▶ [Aim of the exercise]
A word-for-word copy of the entries, with the images left out, is what you should write.

(Records from a dataset)
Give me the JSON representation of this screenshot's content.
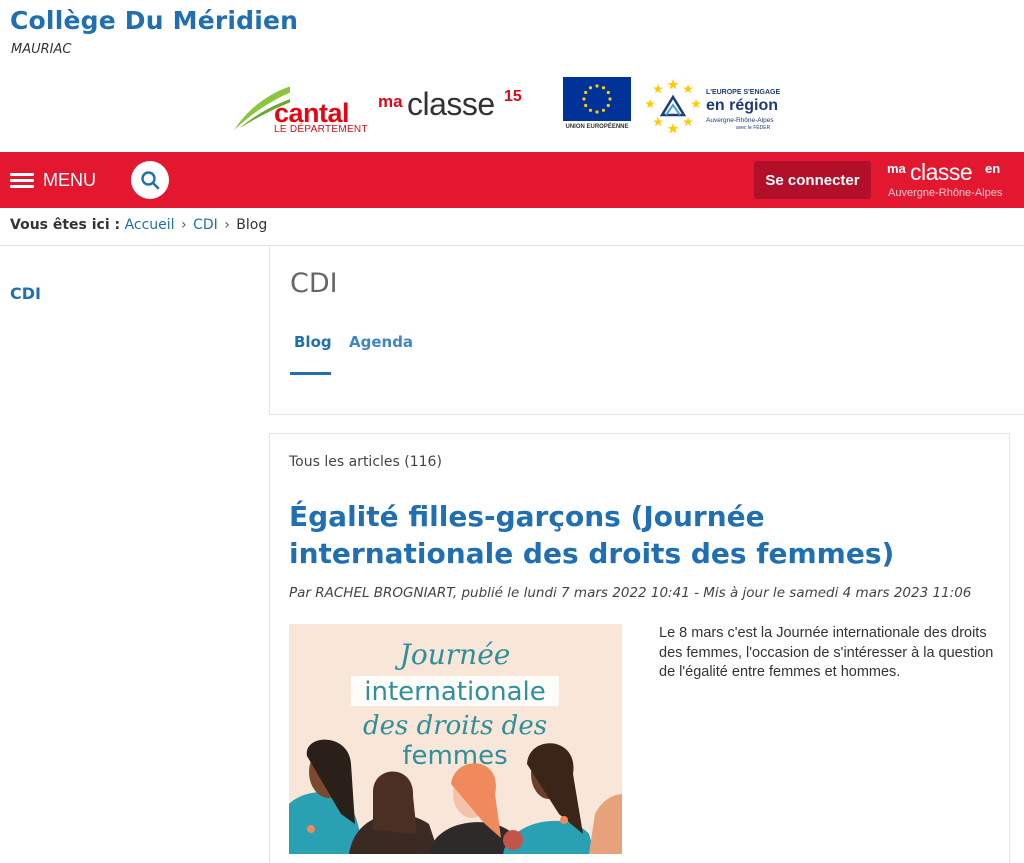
{
  "site": {
    "title": "Collège Du Méridien",
    "subtitle": "MAURIAC"
  },
  "partner_logos": {
    "cantal_word": "cantal",
    "cantal_sub": "LE DÉPARTEMENT",
    "maclasse_ma": "ma",
    "maclasse_classe": "classe",
    "maclasse_num": "15",
    "eu_text": "UNION EUROPÉENNE",
    "region_line1": "L'EUROPE S'ENGAGE",
    "region_line2": "en région",
    "region_line3": "Auvergne-Rhône-Alpes",
    "region_line4": "avec le FEDER"
  },
  "nav": {
    "menu_label": "MENU",
    "login_label": "Se connecter",
    "brand_ma": "ma",
    "brand_classe": "classe",
    "brand_en": "en",
    "brand_region": "Auvergne-Rhône-Alpes",
    "bar_color": "#e3172f"
  },
  "breadcrumb": {
    "label": "Vous êtes ici :",
    "items": [
      "Accueil",
      "CDI",
      "Blog"
    ]
  },
  "sidebar": {
    "items": [
      {
        "label": "CDI"
      }
    ]
  },
  "section": {
    "title": "CDI",
    "tabs": [
      {
        "label": "Blog",
        "active": true
      },
      {
        "label": "Agenda",
        "active": false
      }
    ]
  },
  "articles": {
    "count_label": "Tous les articles (116)",
    "items": [
      {
        "title": "Égalité filles-garçons (Journée internationale des droits des femmes)",
        "meta": "Par RACHEL BROGNIART, publié le lundi 7 mars 2022 10:41 - Mis à jour le samedi 4 mars 2023 11:06",
        "image_text": [
          "Journée",
          "internationale",
          "des droits des",
          "femmes"
        ],
        "excerpt": "Le 8 mars c'est la Journée internationale des droits des femmes, l'occasion de s'intéresser à la question de l'égalité entre femmes et hommes."
      }
    ]
  },
  "colors": {
    "link_blue": "#1f6fb2",
    "brand_red": "#e3172f",
    "button_dark_red": "#b2102a"
  }
}
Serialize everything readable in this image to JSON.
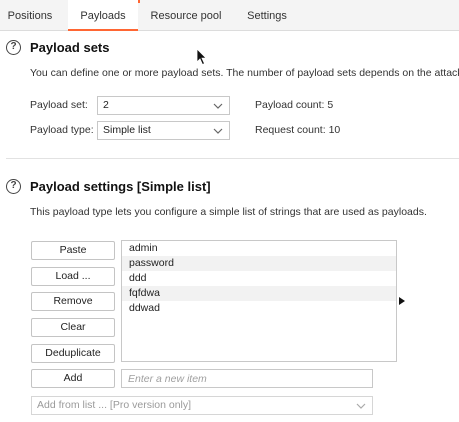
{
  "tabs": [
    {
      "label": "Positions"
    },
    {
      "label": "Payloads"
    },
    {
      "label": "Resource pool"
    },
    {
      "label": "Settings"
    }
  ],
  "payload_sets": {
    "title": "Payload sets",
    "description": "You can define one or more payload sets. The number of payload sets depends on the attack ty",
    "set_label": "Payload set:",
    "set_value": "2",
    "type_label": "Payload type:",
    "type_value": "Simple list",
    "count_label": "Payload count:",
    "count_value": "5",
    "request_label": "Request count:",
    "request_value": "10"
  },
  "payload_settings": {
    "title": "Payload settings [Simple list]",
    "description": "This payload type lets you configure a simple list of strings that are used as payloads.",
    "buttons": {
      "paste": "Paste",
      "load": "Load ...",
      "remove": "Remove",
      "clear": "Clear",
      "deduplicate": "Deduplicate",
      "add": "Add"
    },
    "items": [
      "admin",
      "password",
      "ddd",
      "fqfdwa",
      "ddwad"
    ],
    "new_item_placeholder": "Enter a new item",
    "add_from_list": "Add from list ... [Pro version only]"
  },
  "icons": {
    "help": "help-circle-icon",
    "dropdown": "chevron-down-icon",
    "arrow": "arrow-right-icon",
    "cursor": "mouse-cursor-icon"
  },
  "colors": {
    "accent": "#ff6633"
  }
}
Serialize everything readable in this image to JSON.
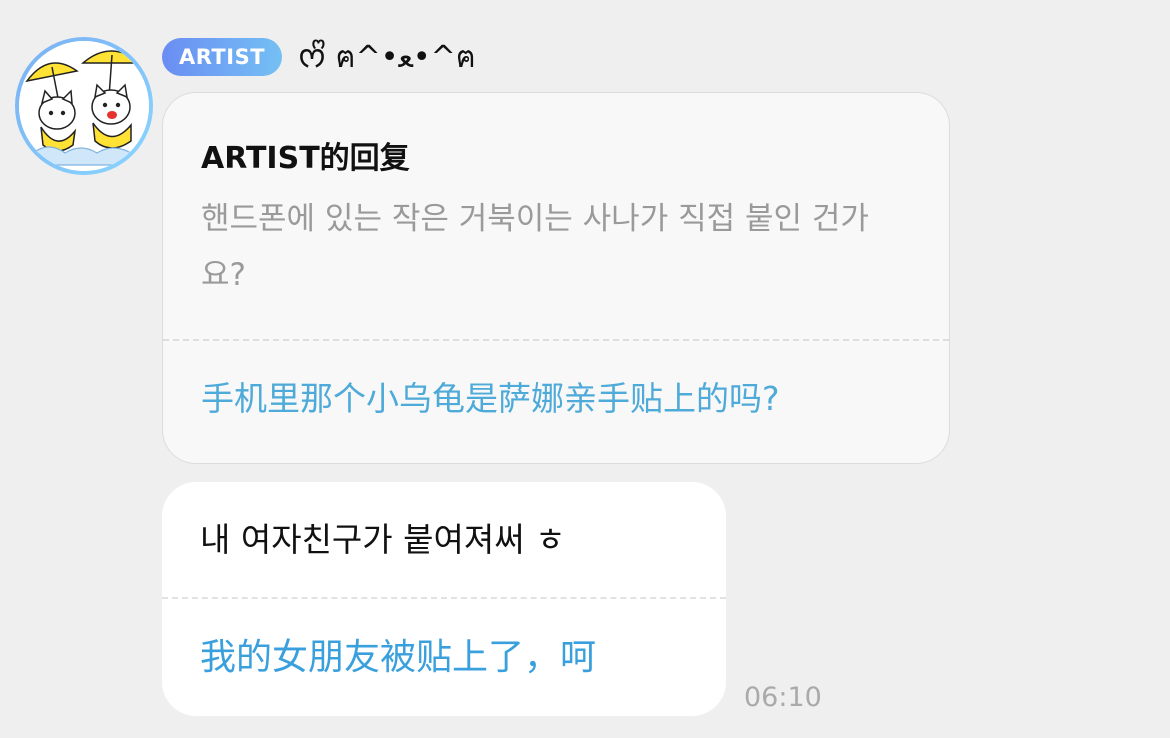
{
  "sender": {
    "avatar_icon": "cartoon-kittens-avatar-icon",
    "badge": "ARTIST",
    "name": "ᰔᩚ ฅ^•ﻌ•^ฅ"
  },
  "reply": {
    "title": "ARTIST的回复",
    "original_text": "핸드폰에 있는 작은 거북이는 사나가 직접 붙인 건가요?",
    "translation": "手机里那个小乌龟是萨娜亲手贴上的吗?"
  },
  "message": {
    "text": "내 여자친구가 붙여져써 ㅎ",
    "translation": "我的女朋友被贴上了，呵",
    "time": "06:10"
  },
  "colors": {
    "background": "#efefef",
    "badge_start": "#6a8df3",
    "badge_end": "#74c0f4",
    "translation": "#4eaad8",
    "muted_text": "#9a9a9a"
  }
}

▶ [Solution to the problem]
Give me the JSON representation of this screenshot's content.
{
  "site": {
    "title": "Collège Du Méridien",
    "subtitle": "MAURIAC"
  },
  "partner_logos": {
    "cantal_word": "cantal",
    "cantal_sub": "LE DÉPARTEMENT",
    "maclasse_ma": "ma",
    "maclasse_classe": "classe",
    "maclasse_num": "15",
    "eu_text": "UNION EUROPÉENNE",
    "region_line1": "L'EUROPE S'ENGAGE",
    "region_line2": "en région",
    "region_line3": "Auvergne-Rhône-Alpes",
    "region_line4": "avec le FEDER"
  },
  "nav": {
    "menu_label": "MENU",
    "login_label": "Se connecter",
    "brand_ma": "ma",
    "brand_classe": "classe",
    "brand_en": "en",
    "brand_region": "Auvergne-Rhône-Alpes",
    "bar_color": "#e3172f"
  },
  "breadcrumb": {
    "label": "Vous êtes ici :",
    "items": [
      "Accueil",
      "CDI",
      "Blog"
    ]
  },
  "sidebar": {
    "items": [
      {
        "label": "CDI"
      }
    ]
  },
  "section": {
    "title": "CDI",
    "tabs": [
      {
        "label": "Blog",
        "active": true
      },
      {
        "label": "Agenda",
        "active": false
      }
    ]
  },
  "articles": {
    "count_label": "Tous les articles (116)",
    "items": [
      {
        "title": "Égalité filles-garçons (Journée internationale des droits des femmes)",
        "meta": "Par RACHEL BROGNIART, publié le lundi 7 mars 2022 10:41 - Mis à jour le samedi 4 mars 2023 11:06",
        "image_text": [
          "Journée",
          "internationale",
          "des droits des",
          "femmes"
        ],
        "excerpt": "Le 8 mars c'est la Journée internationale des droits des femmes, l'occasion de s'intéresser à la question de l'égalité entre femmes et hommes."
      }
    ]
  },
  "colors": {
    "link_blue": "#1f6fb2",
    "brand_red": "#e3172f",
    "button_dark_red": "#b2102a"
  }
}
Serialize everything readable in this image to JSON.
{
  "tabs": [
    {
      "label": "Positions"
    },
    {
      "label": "Payloads"
    },
    {
      "label": "Resource pool"
    },
    {
      "label": "Settings"
    }
  ],
  "payload_sets": {
    "title": "Payload sets",
    "description": "You can define one or more payload sets. The number of payload sets depends on the attack ty",
    "set_label": "Payload set:",
    "set_value": "2",
    "type_label": "Payload type:",
    "type_value": "Simple list",
    "count_label": "Payload count:",
    "count_value": "5",
    "request_label": "Request count:",
    "request_value": "10"
  },
  "payload_settings": {
    "title": "Payload settings [Simple list]",
    "description": "This payload type lets you configure a simple list of strings that are used as payloads.",
    "buttons": {
      "paste": "Paste",
      "load": "Load ...",
      "remove": "Remove",
      "clear": "Clear",
      "deduplicate": "Deduplicate",
      "add": "Add"
    },
    "items": [
      "admin",
      "password",
      "ddd",
      "fqfdwa",
      "ddwad"
    ],
    "new_item_placeholder": "Enter a new item",
    "add_from_list": "Add from list ... [Pro version only]"
  },
  "icons": {
    "help": "help-circle-icon",
    "dropdown": "chevron-down-icon",
    "arrow": "arrow-right-icon",
    "cursor": "mouse-cursor-icon"
  },
  "colors": {
    "accent": "#ff6633"
  }
}
Serialize everything readable in this image to JSON.
{
  "sender": {
    "avatar_icon": "cartoon-kittens-avatar-icon",
    "badge": "ARTIST",
    "name": "ᰔᩚ ฅ^•ﻌ•^ฅ"
  },
  "reply": {
    "title": "ARTIST的回复",
    "original_text": "핸드폰에 있는 작은 거북이는 사나가 직접 붙인 건가요?",
    "translation": "手机里那个小乌龟是萨娜亲手贴上的吗?"
  },
  "message": {
    "text": "내 여자친구가 붙여져써 ㅎ",
    "translation": "我的女朋友被贴上了，呵",
    "time": "06:10"
  },
  "colors": {
    "background": "#efefef",
    "badge_start": "#6a8df3",
    "badge_end": "#74c0f4",
    "translation": "#4eaad8",
    "muted_text": "#9a9a9a"
  }
}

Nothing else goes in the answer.